■ Element data from apps and pages ■
◇ ◇ ◇ ◇

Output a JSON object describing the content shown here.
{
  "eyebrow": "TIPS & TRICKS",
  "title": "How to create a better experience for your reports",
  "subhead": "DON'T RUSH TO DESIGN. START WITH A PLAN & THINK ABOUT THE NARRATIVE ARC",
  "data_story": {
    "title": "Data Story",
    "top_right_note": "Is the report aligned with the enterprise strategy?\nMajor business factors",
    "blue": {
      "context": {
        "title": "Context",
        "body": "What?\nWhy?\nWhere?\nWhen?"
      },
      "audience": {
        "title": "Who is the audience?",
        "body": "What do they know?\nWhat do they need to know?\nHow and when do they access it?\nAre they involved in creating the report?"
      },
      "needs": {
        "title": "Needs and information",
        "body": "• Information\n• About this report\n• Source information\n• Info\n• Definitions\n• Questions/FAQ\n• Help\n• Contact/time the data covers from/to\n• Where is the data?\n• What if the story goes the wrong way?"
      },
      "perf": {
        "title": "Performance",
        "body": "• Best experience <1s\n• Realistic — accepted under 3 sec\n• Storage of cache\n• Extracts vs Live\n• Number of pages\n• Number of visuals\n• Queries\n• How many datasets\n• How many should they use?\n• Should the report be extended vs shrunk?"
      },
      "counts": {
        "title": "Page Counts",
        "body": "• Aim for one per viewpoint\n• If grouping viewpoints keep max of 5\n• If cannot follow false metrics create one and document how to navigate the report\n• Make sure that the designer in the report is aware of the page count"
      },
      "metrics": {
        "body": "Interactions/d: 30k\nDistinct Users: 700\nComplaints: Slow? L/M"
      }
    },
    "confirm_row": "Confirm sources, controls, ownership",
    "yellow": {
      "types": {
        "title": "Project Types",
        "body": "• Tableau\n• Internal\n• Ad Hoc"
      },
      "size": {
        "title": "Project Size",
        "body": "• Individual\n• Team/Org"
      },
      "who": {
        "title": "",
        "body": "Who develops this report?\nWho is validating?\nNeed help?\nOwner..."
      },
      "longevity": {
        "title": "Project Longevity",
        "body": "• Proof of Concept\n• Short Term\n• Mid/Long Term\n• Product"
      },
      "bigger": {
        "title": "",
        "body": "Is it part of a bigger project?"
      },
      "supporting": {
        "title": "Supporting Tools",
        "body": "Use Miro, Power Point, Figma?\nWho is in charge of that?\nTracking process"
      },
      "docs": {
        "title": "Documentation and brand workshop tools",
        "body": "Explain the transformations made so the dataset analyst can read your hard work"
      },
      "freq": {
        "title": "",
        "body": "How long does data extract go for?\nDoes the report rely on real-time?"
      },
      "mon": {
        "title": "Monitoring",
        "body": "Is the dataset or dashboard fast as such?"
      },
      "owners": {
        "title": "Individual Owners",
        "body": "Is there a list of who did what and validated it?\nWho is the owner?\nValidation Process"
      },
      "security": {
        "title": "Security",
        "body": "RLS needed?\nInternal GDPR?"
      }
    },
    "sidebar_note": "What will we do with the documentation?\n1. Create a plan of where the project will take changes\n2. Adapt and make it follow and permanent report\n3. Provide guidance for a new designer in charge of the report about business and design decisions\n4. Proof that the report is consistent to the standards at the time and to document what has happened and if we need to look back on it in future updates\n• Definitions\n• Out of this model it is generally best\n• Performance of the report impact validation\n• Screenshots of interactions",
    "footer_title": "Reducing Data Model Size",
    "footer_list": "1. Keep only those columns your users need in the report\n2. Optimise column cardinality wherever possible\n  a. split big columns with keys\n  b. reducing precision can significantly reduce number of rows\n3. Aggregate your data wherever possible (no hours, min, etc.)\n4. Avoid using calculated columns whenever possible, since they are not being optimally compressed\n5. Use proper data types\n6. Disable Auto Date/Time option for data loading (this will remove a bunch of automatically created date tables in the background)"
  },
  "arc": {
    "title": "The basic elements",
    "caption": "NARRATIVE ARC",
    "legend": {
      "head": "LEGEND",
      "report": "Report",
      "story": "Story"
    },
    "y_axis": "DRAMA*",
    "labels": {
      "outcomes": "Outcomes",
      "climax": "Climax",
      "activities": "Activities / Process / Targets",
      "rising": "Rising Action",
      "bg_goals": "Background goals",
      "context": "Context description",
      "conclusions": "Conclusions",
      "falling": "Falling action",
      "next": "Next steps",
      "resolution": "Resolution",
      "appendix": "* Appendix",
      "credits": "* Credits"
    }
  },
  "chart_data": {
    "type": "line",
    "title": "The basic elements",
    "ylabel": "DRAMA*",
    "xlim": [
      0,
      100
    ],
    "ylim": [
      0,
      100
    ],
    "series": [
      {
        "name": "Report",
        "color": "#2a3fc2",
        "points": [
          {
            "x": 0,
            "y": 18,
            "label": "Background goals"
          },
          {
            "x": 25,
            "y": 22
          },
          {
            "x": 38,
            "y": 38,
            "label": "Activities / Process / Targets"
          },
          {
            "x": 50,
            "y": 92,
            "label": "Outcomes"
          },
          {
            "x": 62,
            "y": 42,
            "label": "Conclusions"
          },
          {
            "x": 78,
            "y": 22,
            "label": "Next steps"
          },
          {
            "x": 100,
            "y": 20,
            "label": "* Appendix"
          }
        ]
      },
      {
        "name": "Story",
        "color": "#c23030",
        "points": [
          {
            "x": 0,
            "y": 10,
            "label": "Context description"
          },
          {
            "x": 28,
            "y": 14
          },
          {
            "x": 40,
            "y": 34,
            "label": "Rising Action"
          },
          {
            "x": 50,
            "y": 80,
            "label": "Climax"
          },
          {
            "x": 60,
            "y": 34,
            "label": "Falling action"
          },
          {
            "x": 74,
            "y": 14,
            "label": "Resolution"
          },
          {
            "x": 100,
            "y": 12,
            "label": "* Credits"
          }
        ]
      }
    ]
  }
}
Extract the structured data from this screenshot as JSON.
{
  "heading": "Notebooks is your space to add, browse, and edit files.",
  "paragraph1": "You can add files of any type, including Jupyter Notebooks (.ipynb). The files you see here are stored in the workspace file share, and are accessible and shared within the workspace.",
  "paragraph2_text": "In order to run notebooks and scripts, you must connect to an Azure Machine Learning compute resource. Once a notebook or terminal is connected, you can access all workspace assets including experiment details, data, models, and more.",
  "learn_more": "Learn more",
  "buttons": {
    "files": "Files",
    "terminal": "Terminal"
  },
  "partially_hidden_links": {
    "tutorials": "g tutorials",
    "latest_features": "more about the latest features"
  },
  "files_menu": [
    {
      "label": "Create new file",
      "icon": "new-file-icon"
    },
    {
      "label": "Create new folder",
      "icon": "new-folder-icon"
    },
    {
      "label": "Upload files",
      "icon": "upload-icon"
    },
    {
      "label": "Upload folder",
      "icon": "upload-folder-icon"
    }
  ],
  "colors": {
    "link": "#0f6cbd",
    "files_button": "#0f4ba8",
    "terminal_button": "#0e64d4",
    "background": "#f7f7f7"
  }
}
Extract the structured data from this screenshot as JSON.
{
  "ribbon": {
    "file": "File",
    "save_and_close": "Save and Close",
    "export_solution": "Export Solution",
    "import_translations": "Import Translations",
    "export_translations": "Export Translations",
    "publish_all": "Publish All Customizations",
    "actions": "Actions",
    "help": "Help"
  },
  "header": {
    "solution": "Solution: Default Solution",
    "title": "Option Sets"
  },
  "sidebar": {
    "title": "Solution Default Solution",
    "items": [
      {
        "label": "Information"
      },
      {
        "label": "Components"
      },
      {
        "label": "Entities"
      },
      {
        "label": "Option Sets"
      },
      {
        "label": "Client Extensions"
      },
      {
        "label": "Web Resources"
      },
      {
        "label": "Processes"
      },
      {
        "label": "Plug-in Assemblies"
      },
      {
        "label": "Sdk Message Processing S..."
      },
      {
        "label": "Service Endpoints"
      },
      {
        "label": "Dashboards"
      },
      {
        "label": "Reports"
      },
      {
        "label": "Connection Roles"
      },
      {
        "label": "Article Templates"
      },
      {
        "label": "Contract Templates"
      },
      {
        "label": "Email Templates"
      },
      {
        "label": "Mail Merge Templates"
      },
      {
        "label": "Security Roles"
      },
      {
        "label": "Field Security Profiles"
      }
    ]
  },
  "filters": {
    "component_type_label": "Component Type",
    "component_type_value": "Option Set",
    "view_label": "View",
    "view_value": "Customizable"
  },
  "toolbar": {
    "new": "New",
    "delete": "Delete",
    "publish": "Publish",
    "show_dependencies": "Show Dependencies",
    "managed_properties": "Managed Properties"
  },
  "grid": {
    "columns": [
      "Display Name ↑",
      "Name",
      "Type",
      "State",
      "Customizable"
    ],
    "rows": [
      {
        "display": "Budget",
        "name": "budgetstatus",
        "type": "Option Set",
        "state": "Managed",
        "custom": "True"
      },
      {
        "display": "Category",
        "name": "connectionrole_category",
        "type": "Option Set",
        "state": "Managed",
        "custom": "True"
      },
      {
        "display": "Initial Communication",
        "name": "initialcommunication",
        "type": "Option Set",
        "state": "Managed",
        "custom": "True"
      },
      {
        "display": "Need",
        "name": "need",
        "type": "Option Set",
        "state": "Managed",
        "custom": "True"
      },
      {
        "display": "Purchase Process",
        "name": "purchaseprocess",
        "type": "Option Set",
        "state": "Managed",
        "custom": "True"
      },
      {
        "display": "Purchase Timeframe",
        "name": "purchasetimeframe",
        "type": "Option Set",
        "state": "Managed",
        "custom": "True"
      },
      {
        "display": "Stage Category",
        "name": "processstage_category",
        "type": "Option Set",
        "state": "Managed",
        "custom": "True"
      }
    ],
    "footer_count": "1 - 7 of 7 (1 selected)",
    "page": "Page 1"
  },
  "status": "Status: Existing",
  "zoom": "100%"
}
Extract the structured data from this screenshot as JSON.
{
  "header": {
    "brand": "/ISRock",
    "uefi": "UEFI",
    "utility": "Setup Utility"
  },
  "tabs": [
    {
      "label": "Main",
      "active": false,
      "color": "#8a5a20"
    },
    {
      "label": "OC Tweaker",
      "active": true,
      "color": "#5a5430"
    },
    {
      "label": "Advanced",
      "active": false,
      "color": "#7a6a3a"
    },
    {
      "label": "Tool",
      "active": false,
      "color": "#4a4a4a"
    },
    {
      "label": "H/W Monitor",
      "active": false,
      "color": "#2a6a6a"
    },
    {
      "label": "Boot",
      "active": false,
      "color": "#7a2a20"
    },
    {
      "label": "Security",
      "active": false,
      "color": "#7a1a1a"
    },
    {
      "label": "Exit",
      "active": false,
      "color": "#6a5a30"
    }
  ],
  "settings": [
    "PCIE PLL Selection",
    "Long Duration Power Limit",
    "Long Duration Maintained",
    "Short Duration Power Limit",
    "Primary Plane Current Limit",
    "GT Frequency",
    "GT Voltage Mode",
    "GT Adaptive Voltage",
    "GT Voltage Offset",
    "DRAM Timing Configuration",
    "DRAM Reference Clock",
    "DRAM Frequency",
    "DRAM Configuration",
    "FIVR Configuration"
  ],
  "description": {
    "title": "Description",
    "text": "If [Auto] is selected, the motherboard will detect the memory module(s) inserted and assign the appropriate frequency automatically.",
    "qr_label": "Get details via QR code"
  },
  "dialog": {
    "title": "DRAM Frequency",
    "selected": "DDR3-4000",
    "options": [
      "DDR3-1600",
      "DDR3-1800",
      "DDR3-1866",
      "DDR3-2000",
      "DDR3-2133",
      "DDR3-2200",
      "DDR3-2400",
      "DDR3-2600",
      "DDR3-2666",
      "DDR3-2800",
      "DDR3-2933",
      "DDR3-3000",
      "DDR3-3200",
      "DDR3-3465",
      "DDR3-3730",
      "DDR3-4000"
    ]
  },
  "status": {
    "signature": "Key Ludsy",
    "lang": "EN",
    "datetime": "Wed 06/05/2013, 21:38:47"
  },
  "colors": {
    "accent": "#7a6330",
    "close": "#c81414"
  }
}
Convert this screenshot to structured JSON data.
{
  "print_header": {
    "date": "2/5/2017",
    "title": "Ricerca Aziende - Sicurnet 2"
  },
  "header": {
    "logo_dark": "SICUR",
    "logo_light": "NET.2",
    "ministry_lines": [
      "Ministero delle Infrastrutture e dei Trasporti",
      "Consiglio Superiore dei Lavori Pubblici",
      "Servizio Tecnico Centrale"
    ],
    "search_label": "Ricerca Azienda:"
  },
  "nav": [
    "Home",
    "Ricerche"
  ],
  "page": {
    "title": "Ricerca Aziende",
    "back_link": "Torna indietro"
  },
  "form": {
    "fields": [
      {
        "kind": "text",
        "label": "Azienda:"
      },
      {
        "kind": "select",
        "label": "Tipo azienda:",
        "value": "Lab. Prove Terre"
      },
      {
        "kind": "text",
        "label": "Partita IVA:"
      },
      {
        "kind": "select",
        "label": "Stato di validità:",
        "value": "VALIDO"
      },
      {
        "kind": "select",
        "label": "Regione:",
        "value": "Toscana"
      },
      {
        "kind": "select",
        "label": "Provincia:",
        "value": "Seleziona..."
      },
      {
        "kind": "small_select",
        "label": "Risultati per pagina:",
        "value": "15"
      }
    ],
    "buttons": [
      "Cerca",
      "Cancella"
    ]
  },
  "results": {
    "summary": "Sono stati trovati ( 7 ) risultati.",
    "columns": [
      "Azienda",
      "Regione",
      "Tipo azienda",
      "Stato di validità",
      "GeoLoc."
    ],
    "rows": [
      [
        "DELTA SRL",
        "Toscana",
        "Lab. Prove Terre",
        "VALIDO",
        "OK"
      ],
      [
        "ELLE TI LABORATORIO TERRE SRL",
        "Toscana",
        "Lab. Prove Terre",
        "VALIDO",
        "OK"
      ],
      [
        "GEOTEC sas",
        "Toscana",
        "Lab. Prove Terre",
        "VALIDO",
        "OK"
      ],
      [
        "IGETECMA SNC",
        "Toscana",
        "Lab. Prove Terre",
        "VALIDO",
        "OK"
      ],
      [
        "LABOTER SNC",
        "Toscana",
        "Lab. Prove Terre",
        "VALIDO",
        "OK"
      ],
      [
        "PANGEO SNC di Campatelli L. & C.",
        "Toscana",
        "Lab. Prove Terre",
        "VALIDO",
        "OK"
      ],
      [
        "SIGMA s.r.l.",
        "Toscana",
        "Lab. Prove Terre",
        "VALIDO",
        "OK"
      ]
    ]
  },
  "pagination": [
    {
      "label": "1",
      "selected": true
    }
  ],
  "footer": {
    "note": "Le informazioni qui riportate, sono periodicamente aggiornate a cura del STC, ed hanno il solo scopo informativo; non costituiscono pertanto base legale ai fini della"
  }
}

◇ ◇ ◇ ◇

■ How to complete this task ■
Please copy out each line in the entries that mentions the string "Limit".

■ Answer to the exercise ■
    "Long Duration Power Limit",
    "Short Duration Power Limit",
    "Primary Plane Current Limit",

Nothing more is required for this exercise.